Excerpt from "When Thunder Rolled" Chap. 15, "Hits and Misses".I was spare for a strike on yet another POL storage area. This one was just over Thud Ridge, half-way between the ridge and the steel plant at Thai Nguyen. Preflight was normal until the point after engine start where I checked the gun sight. I have nothing. None of the modes work. Nothing functions in air-to-air mode. Nothing responds in air-to-ground. Circuit breakers checked, but still no sight. It may be burned out bulbs, but there is no time to check or replace them. Could both filaments burn out simultaneously or is it a problem somewhere else in the electrical circuitry? “
, check.” It’s taxi time. Laredo

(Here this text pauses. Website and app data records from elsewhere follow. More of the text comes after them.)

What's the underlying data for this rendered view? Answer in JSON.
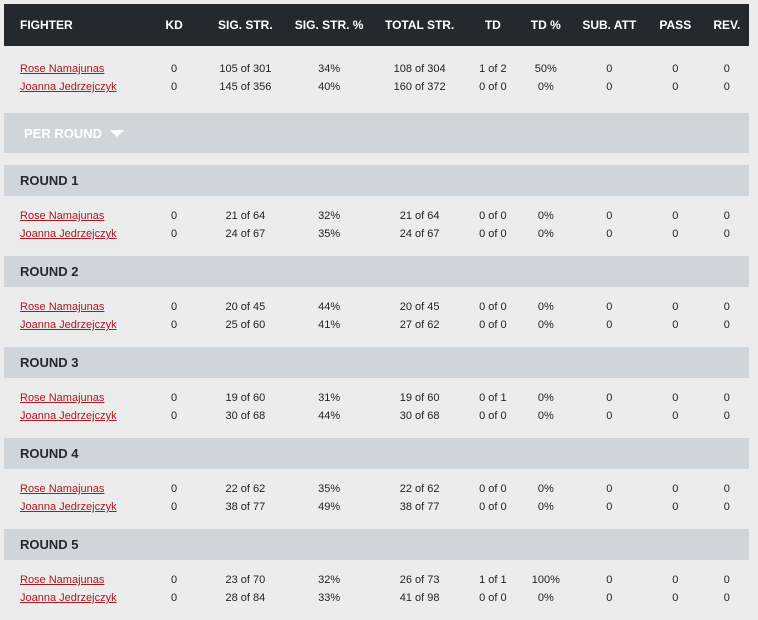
{
  "headers": [
    "FIGHTER",
    "KD",
    "SIG. STR.",
    "SIG. STR. %",
    "TOTAL STR.",
    "TD",
    "TD %",
    "SUB. ATT",
    "PASS",
    "REV."
  ],
  "totals": [
    {
      "fighter": "Rose Namajunas",
      "kd": "0",
      "sig_str": "105 of 301",
      "sig_pct": "34%",
      "total_str": "108 of 304",
      "td": "1 of 2",
      "td_pct": "50%",
      "sub_att": "0",
      "pass": "0",
      "rev": "0"
    },
    {
      "fighter": "Joanna Jedrzejczyk",
      "kd": "0",
      "sig_str": "145 of 356",
      "sig_pct": "40%",
      "total_str": "160 of 372",
      "td": "0 of 0",
      "td_pct": "0%",
      "sub_att": "0",
      "pass": "0",
      "rev": "0"
    }
  ],
  "per_round_label": "PER ROUND",
  "rounds": [
    {
      "title": "ROUND 1",
      "rows": [
        {
          "fighter": "Rose Namajunas",
          "kd": "0",
          "sig_str": "21 of 64",
          "sig_pct": "32%",
          "total_str": "21 of 64",
          "td": "0 of 0",
          "td_pct": "0%",
          "sub_att": "0",
          "pass": "0",
          "rev": "0"
        },
        {
          "fighter": "Joanna Jedrzejczyk",
          "kd": "0",
          "sig_str": "24 of 67",
          "sig_pct": "35%",
          "total_str": "24 of 67",
          "td": "0 of 0",
          "td_pct": "0%",
          "sub_att": "0",
          "pass": "0",
          "rev": "0"
        }
      ]
    },
    {
      "title": "ROUND 2",
      "rows": [
        {
          "fighter": "Rose Namajunas",
          "kd": "0",
          "sig_str": "20 of 45",
          "sig_pct": "44%",
          "total_str": "20 of 45",
          "td": "0 of 0",
          "td_pct": "0%",
          "sub_att": "0",
          "pass": "0",
          "rev": "0"
        },
        {
          "fighter": "Joanna Jedrzejczyk",
          "kd": "0",
          "sig_str": "25 of 60",
          "sig_pct": "41%",
          "total_str": "27 of 62",
          "td": "0 of 0",
          "td_pct": "0%",
          "sub_att": "0",
          "pass": "0",
          "rev": "0"
        }
      ]
    },
    {
      "title": "ROUND 3",
      "rows": [
        {
          "fighter": "Rose Namajunas",
          "kd": "0",
          "sig_str": "19 of 60",
          "sig_pct": "31%",
          "total_str": "19 of 60",
          "td": "0 of 1",
          "td_pct": "0%",
          "sub_att": "0",
          "pass": "0",
          "rev": "0"
        },
        {
          "fighter": "Joanna Jedrzejczyk",
          "kd": "0",
          "sig_str": "30 of 68",
          "sig_pct": "44%",
          "total_str": "30 of 68",
          "td": "0 of 0",
          "td_pct": "0%",
          "sub_att": "0",
          "pass": "0",
          "rev": "0"
        }
      ]
    },
    {
      "title": "ROUND 4",
      "rows": [
        {
          "fighter": "Rose Namajunas",
          "kd": "0",
          "sig_str": "22 of 62",
          "sig_pct": "35%",
          "total_str": "22 of 62",
          "td": "0 of 0",
          "td_pct": "0%",
          "sub_att": "0",
          "pass": "0",
          "rev": "0"
        },
        {
          "fighter": "Joanna Jedrzejczyk",
          "kd": "0",
          "sig_str": "38 of 77",
          "sig_pct": "49%",
          "total_str": "38 of 77",
          "td": "0 of 0",
          "td_pct": "0%",
          "sub_att": "0",
          "pass": "0",
          "rev": "0"
        }
      ]
    },
    {
      "title": "ROUND 5",
      "rows": [
        {
          "fighter": "Rose Namajunas",
          "kd": "0",
          "sig_str": "23 of 70",
          "sig_pct": "32%",
          "total_str": "26 of 73",
          "td": "1 of 1",
          "td_pct": "100%",
          "sub_att": "0",
          "pass": "0",
          "rev": "0"
        },
        {
          "fighter": "Joanna Jedrzejczyk",
          "kd": "0",
          "sig_str": "28 of 84",
          "sig_pct": "33%",
          "total_str": "41 of 98",
          "td": "0 of 0",
          "td_pct": "0%",
          "sub_att": "0",
          "pass": "0",
          "rev": "0"
        }
      ]
    }
  ],
  "colors": {
    "header_bg": "#23292f",
    "round_bg": "#d0d5db",
    "link": "#b0161e",
    "page_bg": "#ececec"
  }
}
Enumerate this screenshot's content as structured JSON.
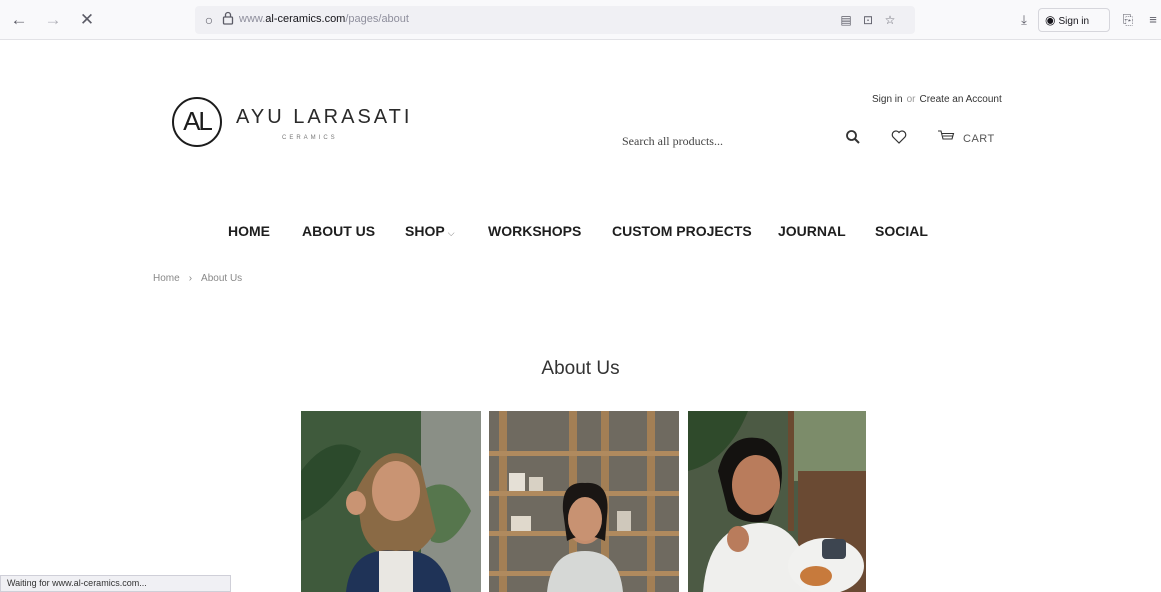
{
  "browser": {
    "url_prefix": "www.",
    "url_host": "al-ceramics.com",
    "url_path": "/pages/about",
    "sign_in_label": "Sign in",
    "status_text": "Waiting for www.al-ceramics.com..."
  },
  "header": {
    "logo_mark": "AL",
    "brand_name": "AYU LARASATI",
    "brand_sub": "CERAMICS",
    "sign_in": "Sign in",
    "or": "or",
    "create_account": "Create an Account",
    "search_placeholder": "Search all products...",
    "cart_label": "CART"
  },
  "nav": {
    "items": [
      {
        "label": "HOME"
      },
      {
        "label": "ABOUT US"
      },
      {
        "label": "SHOP"
      },
      {
        "label": "WORKSHOPS"
      },
      {
        "label": "CUSTOM PROJECTS"
      },
      {
        "label": "JOURNAL"
      },
      {
        "label": "SOCIAL"
      }
    ]
  },
  "breadcrumb": {
    "home": "Home",
    "separator": "›",
    "current": "About Us"
  },
  "page": {
    "title": "About Us"
  },
  "icons": {
    "back": "back-arrow-icon",
    "forward": "forward-arrow-icon",
    "stop": "close-icon",
    "search": "search-icon",
    "wishlist": "heart-icon",
    "cart": "cart-icon"
  }
}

We taxi. In the arming area we’ve got guests today. The wing chaplain stands just beyond the maintenance and munitions crews with Arthur Godfrey. The red-headed, freckle-faced radio personality is decked out in his familiar Hawaiian shirt. It’s all there but the ukulele. Well known as a pilot himself, Godfrey is fascinated by the activity, the noise, the turmoil and sheer menace of the huge airplanes. He watches intently as, one-by-one the aircraft are inspected for loose panels, fuel or oil leaks, cut tires or evidence of malfunction. He stares as the armorers pull safety pins from the bombs and fuel tanks, then open the gun bay doors to connect the electrical leads and arm the Vulcan cannon. He watches, without understanding what it means, as I observe the maintenance crew leader walk to the nose of the number two aircraft and display a prominent thumbs-down indicating that the aircraft will be turned back with a malfunction. Godfrey waves goodbye with a stupid grin as though we are simply leaving on a pleasure cruise. The chaplain blesses the airplanes with a theatrical sign of the cross as we turn to take the active runway. I’m now Laredo Two.
I’ve got an airplane that is technically not mission capable with no gunsight, but it never occurs to me not to go. Four airplanes are the standard package. Four airplanes have mutual support and good lookout. Four airplanes bring more bombs to the target and improve the odds of not having to go again tomorrow.
Laredoneeds four airplanes and I’m , even with no gun sight. Laredo
The weather is good for a change, but the defenses are enjoying the sunshine at least as much as we are. There is already one airplane down in the target area as we cross the Red. The Weasels have fired all of their Shrikes and are now trying to keep the SAMs away by faking attacks on emitting radars. Disco is garbaging up the radio as usual with long, drawn out warning calls that mean nothing to anybody, but they raise the tension level. We crest the ridge just ten miles north of the target, echelon the formation to the left and fan up for a roll in to the right.
With no sight, I simply estimate a point on the combining glass about two inches above where the end of the pitot tube is visible. I pull down a bit steeper than normal, let the airspeed build with the throttle parked firmly forward and press the target until I’ve got an entire face full of pavement, pipes and, hopefully, POL. I pickle and pull, depending upon six G’s to make the recovery without adding my own airplane to the load of delivered iron. I come off to the south, then rake back hard right to watch the blast and the rising fireball of a huge secondary explosion. Above the target, Laredo Four is still on the bomb run. Hopefully he’s got gun camera film to catch the hits and insure we don’t have to come back tomorrow. I’ve gotten the target. Even without a sight, I’m glad I came today.
I’ve got Laredo Lead ahead and I get back into formation just as we cross the Red west of Phuc Yen. Three and Four can be seen back at coming fast into position. It takes only seconds and we’re back across the river aimed for
and then home. The cost today has been two airplanes down in the target area, but Laos has gotten in and out, and I’ve applied the magic theory of dive bombing with great effect. Two days later I get a note from intel indicating they’ve got some good film of an F-105 at remarkably low altitude delivering some bombs, it could only be Laredo Two. Laredo
Friday, November 11, 2011
What did you do in the war, Eddie?